Chatfield Reservoir, one of the largest liquid playgrounds in the Denver metro area, will now store water under a $171 million deal.
Though many agricultural interests and water utilities support the new Waters of the U.S. (WOTUS) rule, as it is known, Colorado Attorney General Phil Weiser and Patrick Pfaltzgraff, director of the state’s Water Quality Control Division, said they will take legal action to protect streams that are no longer subject to federal oversight.
A new thawing technology aims to help restaurants cut their water use, reduce their operating costs and shrink their carbon footprint.
The water once used to cool coal-fired power plants could soon be available for other uses, even to help fill a new drought-protection pool in Lake Powell.
While snowpack and reservoirs are strong, forecasts for streamflows, which build as melting snow reaches streams, are expected to be below normal across southwestern and southeastern parts of the state.
Colorado’s virus-related restrictions are forcing commercial rafting companies to create social distance on unruly rivers and face the potential for smaller crowds.
A study indicates that if Front Range cities band together to build a large-scale water reuse and delivery system, water sufficient to serve 100,000 homes could be developed.

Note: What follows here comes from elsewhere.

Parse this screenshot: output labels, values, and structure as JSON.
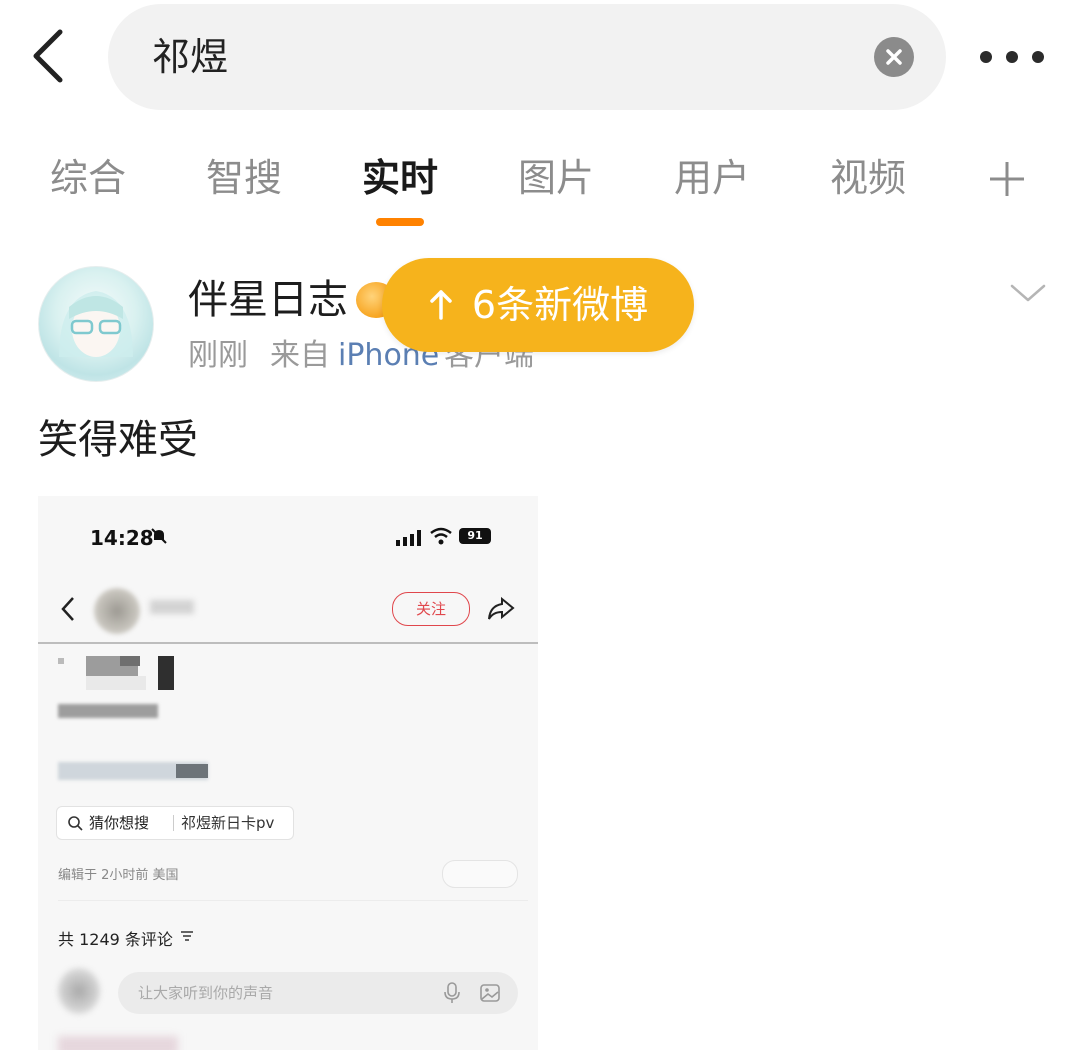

It’s hard to generate money from a sports-betting tax when COVID-19 has removed athletes from the fields, courts and stadiums where they normally play.
Colorado enacted five major pieces of water legislation, including providing more water for environmental flows and studying how to limit water speculation.
Western states are still able to provide relatively affordable water, but that could change as utilities try to recoup losses associated with the pandemic and begin to pay for the massive repairs and upgrades to their systems that were on the drawing board before COVID-19 struck.